Implied contractual clauses are read in the contract because it is assumed that the parties, although they did not explicitly include them, would have done so if they had thought about it at the time. In some scenarios, courts may also apply the “commercial efficiency” test, which examines whether the implied or implied terms are necessary for the contract to be economically viable. If the answer is confirmed, it can be argued that the implied or implied conditions are part of the contract. In Reigate v. Union Manufacturing Co. (Ramsbottom Ltd & Another) (loc. cit.), it was pointed out that a clause can only be implied if it is commercially necessary to give effect to the contract. A person invoking an implied clause is required to prove that the circumstances relied on must be implied – Christie, Business Law in Zimbabwe, p. 61; Christie, The Law of Contract in South Africa 3rd ed. p. 185.

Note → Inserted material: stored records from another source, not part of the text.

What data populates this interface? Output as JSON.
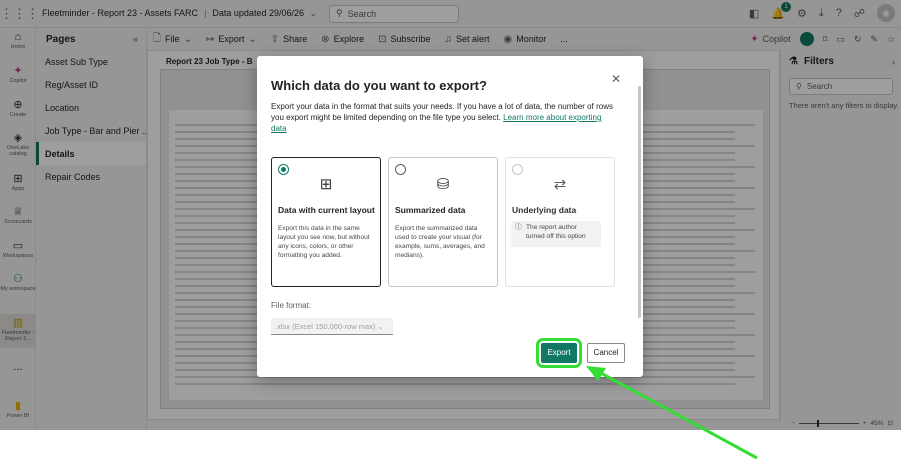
{
  "topbar": {
    "app_title": "Fleetminder - Report 23 - Assets FARC",
    "updated": "Data updated 29/06/26",
    "search_placeholder": "Search",
    "notification_count": "1"
  },
  "rail": {
    "items": [
      {
        "label": "Home",
        "icon": "home-icon"
      },
      {
        "label": "Copilot",
        "icon": "copilot-icon"
      },
      {
        "label": "Create",
        "icon": "plus-icon"
      },
      {
        "label": "OneLake catalog",
        "icon": "onelake-icon"
      },
      {
        "label": "Apps",
        "icon": "apps-icon"
      },
      {
        "label": "Scorecards",
        "icon": "trophy-icon"
      },
      {
        "label": "Workspaces",
        "icon": "workspaces-icon"
      },
      {
        "label": "My workspace",
        "icon": "person-icon"
      },
      {
        "label": "Fleetminder - Report 2...",
        "icon": "report-icon"
      },
      {
        "label": "...",
        "icon": "more-icon"
      },
      {
        "label": "Power BI",
        "icon": "powerbi-icon"
      }
    ]
  },
  "pages": {
    "header": "Pages",
    "items": [
      "Asset Sub Type",
      "Reg/Asset ID",
      "Location",
      "Job Type - Bar and Pier ...",
      "Details",
      "Repair Codes"
    ],
    "active_index": 4
  },
  "toolbar": {
    "file": "File",
    "export": "Export",
    "share": "Share",
    "explore": "Explore",
    "subscribe": "Subscribe",
    "set_alert": "Set alert",
    "monitor": "Monitor",
    "more": "...",
    "copilot": "Copilot"
  },
  "canvas": {
    "report_title": "Report 23 Job Type - B"
  },
  "filters": {
    "title": "Filters",
    "search_placeholder": "Search",
    "note": "There aren't any filters to display."
  },
  "status": {
    "zoom": "45%"
  },
  "dialog": {
    "title": "Which data do you want to export?",
    "description": "Export your data in the format that suits your needs. If you have a lot of data, the number of rows you export might be limited depending on the file type you select.",
    "link": "Learn more about exporting data",
    "options": [
      {
        "title": "Data with current layout",
        "description": "Export this data in the same layout you see now, but without any icons, colors, or other formatting you added.",
        "selected": true,
        "disabled": false,
        "icon": "table-icon"
      },
      {
        "title": "Summarized data",
        "description": "Export the summarized data used to create your visual (for example, sums, averages, and medians).",
        "selected": false,
        "disabled": false,
        "icon": "database-icon"
      },
      {
        "title": "Underlying data",
        "note": "The report author turned off this option",
        "selected": false,
        "disabled": true,
        "icon": "underlying-data-icon"
      }
    ],
    "file_format_label": "File format:",
    "file_format_value": ".xlsx (Excel 150,000-row max)",
    "export_button": "Export",
    "cancel_button": "Cancel"
  },
  "colors": {
    "accent": "#117865",
    "highlight": "#33dd33",
    "overlay": "rgba(0,0,0,0.38)"
  }
}
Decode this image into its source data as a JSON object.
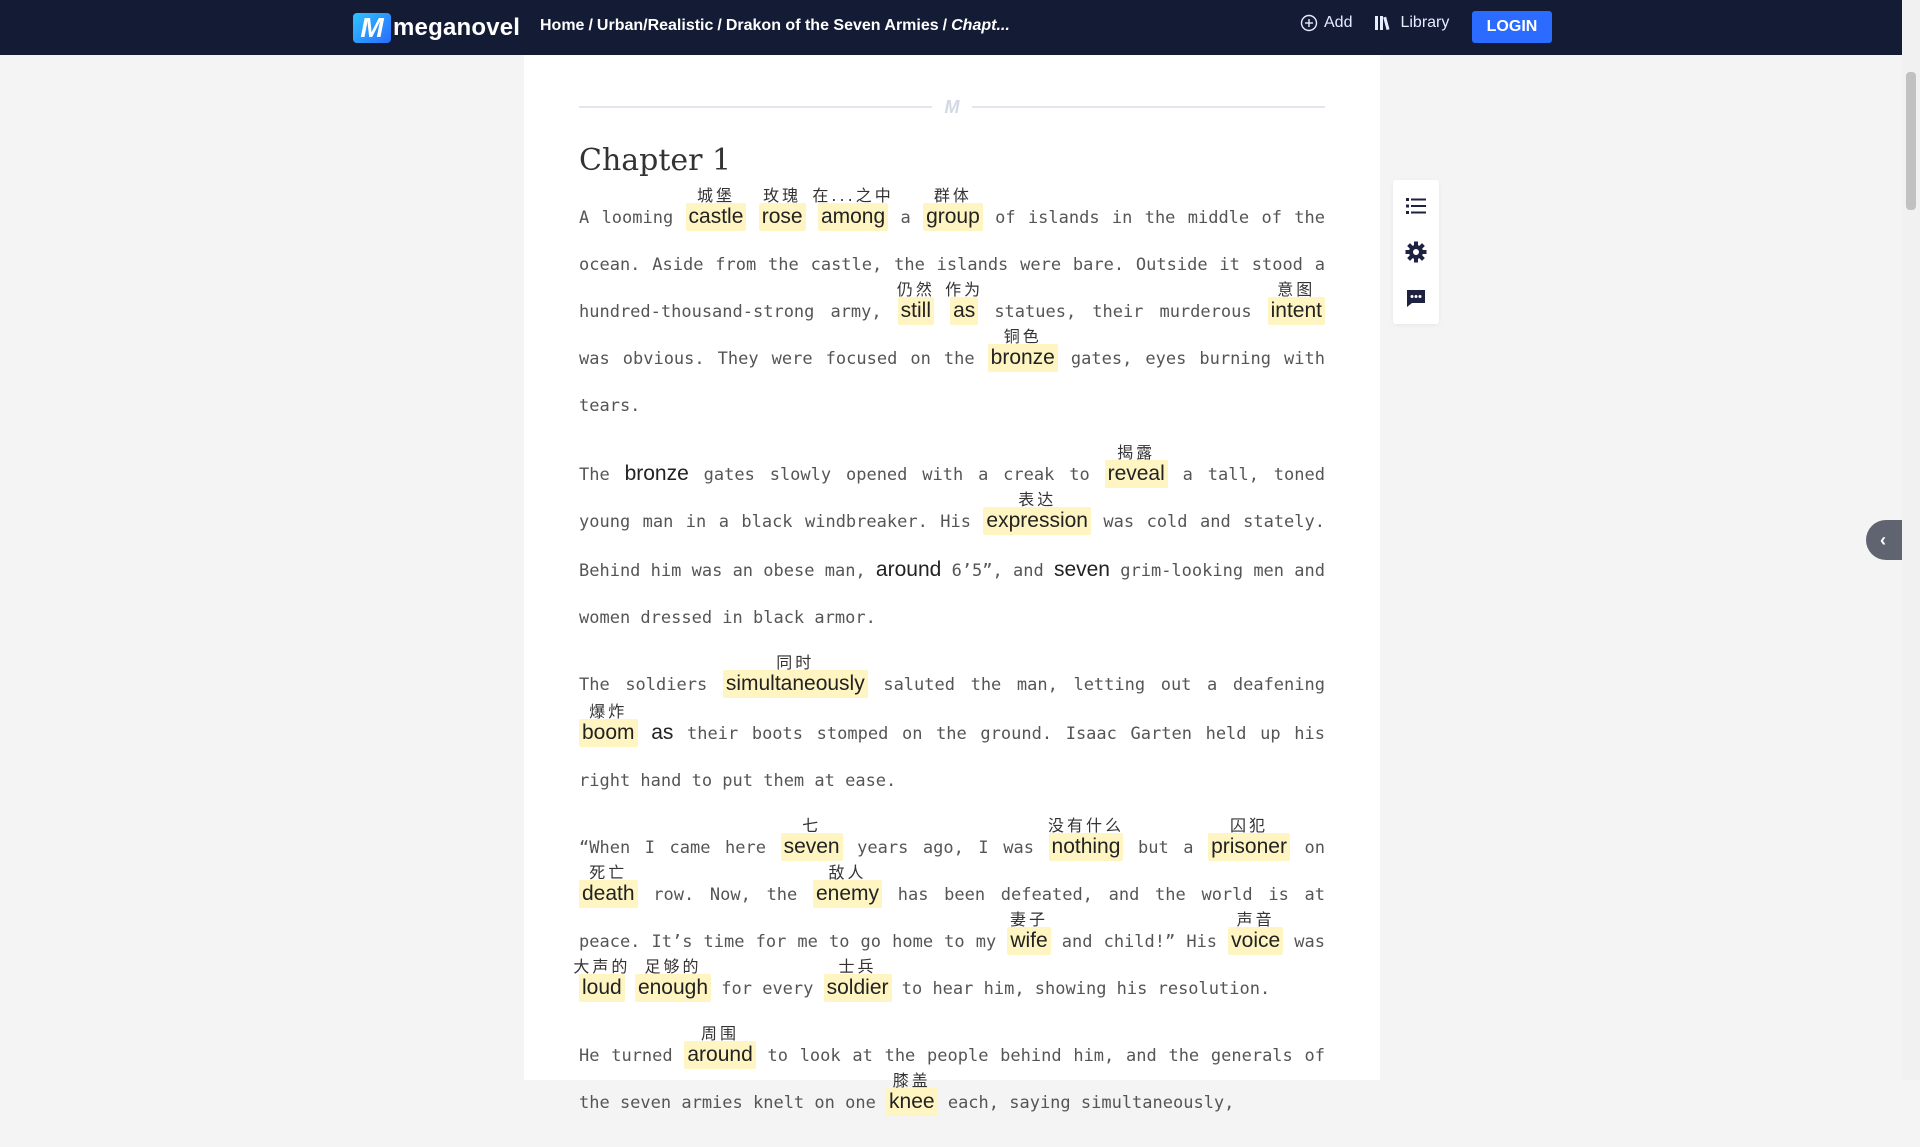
{
  "header": {
    "logo_text": "meganovel",
    "breadcrumb": {
      "home": "Home",
      "category": "Urban/Realistic",
      "book": "Drakon of the Seven Armies",
      "current": "Chapt..."
    },
    "add_label": "Add",
    "library_label": "Library",
    "login_label": "LOGIN"
  },
  "divider_mark": "M",
  "chapter": {
    "title": "Chapter 1",
    "paragraphs": [
      [
        {
          "t": "A looming "
        },
        {
          "w": "castle",
          "g": "城堡"
        },
        {
          "t": " "
        },
        {
          "w": "rose",
          "g": "玫瑰"
        },
        {
          "t": " "
        },
        {
          "w": "among",
          "g": "在...之中"
        },
        {
          "t": " a "
        },
        {
          "w": "group",
          "g": "群体"
        },
        {
          "t": " of islands in the middle of the ocean. Aside from the castle, the islands were bare. Outside it stood a hundred-thousand-strong army, "
        },
        {
          "w": "still",
          "g": "仍然"
        },
        {
          "t": " "
        },
        {
          "w": "as",
          "g": "作为"
        },
        {
          "t": " statues, their murderous "
        },
        {
          "w": "intent",
          "g": "意图"
        },
        {
          "t": " was obvious. They were focused on the "
        },
        {
          "w": "bronze",
          "g": "铜色"
        },
        {
          "t": " gates, eyes burning with tears."
        }
      ],
      [
        {
          "t": "The "
        },
        {
          "b": "bronze"
        },
        {
          "t": " gates slowly opened with a creak to "
        },
        {
          "w": "reveal",
          "g": "揭露"
        },
        {
          "t": " a tall, toned young man in a black windbreaker. His "
        },
        {
          "w": "expression",
          "g": "表达"
        },
        {
          "t": " was cold and stately. Behind him was an obese man, "
        },
        {
          "b": "around"
        },
        {
          "t": " 6’5”, and "
        },
        {
          "b": "seven"
        },
        {
          "t": " grim-looking men and women dressed in black armor."
        }
      ],
      [
        {
          "t": "The soldiers "
        },
        {
          "w": "simultaneously",
          "g": "同时"
        },
        {
          "t": " saluted the man, letting out a deafening "
        },
        {
          "w": "boom",
          "g": "爆炸"
        },
        {
          "t": " "
        },
        {
          "b": "as"
        },
        {
          "t": " their boots stomped on the ground. Isaac Garten held up his right hand to put them at ease."
        }
      ],
      [
        {
          "t": "“When I came here "
        },
        {
          "w": "seven",
          "g": "七"
        },
        {
          "t": " years ago, I was "
        },
        {
          "w": "nothing",
          "g": "没有什么"
        },
        {
          "t": " but a "
        },
        {
          "w": "prisoner",
          "g": "囚犯"
        },
        {
          "t": " on "
        },
        {
          "w": "death",
          "g": "死亡"
        },
        {
          "t": " row. Now, the "
        },
        {
          "w": "enemy",
          "g": "敌人"
        },
        {
          "t": " has been defeated, and the world is at peace. It’s time for me to go home to my "
        },
        {
          "w": "wife",
          "g": "妻子"
        },
        {
          "t": " and child!” His "
        },
        {
          "w": "voice",
          "g": "声音"
        },
        {
          "t": " was "
        },
        {
          "w": "loud",
          "g": "大声的"
        },
        {
          "t": " "
        },
        {
          "w": "enough",
          "g": "足够的"
        },
        {
          "t": " for every "
        },
        {
          "w": "soldier",
          "g": "士兵"
        },
        {
          "t": " to hear him, showing his resolution."
        }
      ],
      [
        {
          "t": "He turned "
        },
        {
          "w": "around",
          "g": "周围"
        },
        {
          "t": " to look at the people behind him, and the generals of the seven armies knelt on one "
        },
        {
          "w": "knee",
          "g": "膝盖"
        },
        {
          "t": " each, saying simultaneously,"
        }
      ]
    ]
  },
  "tools": [
    "list-icon",
    "gear-icon",
    "comment-icon"
  ],
  "colors": {
    "nav_bg": "#141b35",
    "login_bg": "#2b6bff",
    "highlight": "#fff5c2",
    "page_bg": "#f4f4f4"
  }
}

Courts are usually slow to import an implied clause, especially if there is a comprehensive agreement and the delay is not necessary to give effect to the contractual transaction. This test also applies to importing an implicit term. SERR Synergy specializes in compliance services that include entering into contracts such as employment contracts, shareholder agreements, etc. Our goal is to meet the requirements of each individual or company by ensuring that our agreements comply with all legal requirements. It is important to take into account what the parties intended or implied when entering into an agreement. A tacit term is proven by circumstantial evidence, not by direct evidence. It is important to note that the party claiming that an implied clause is part of a contractual agreement bears the burden of proof. .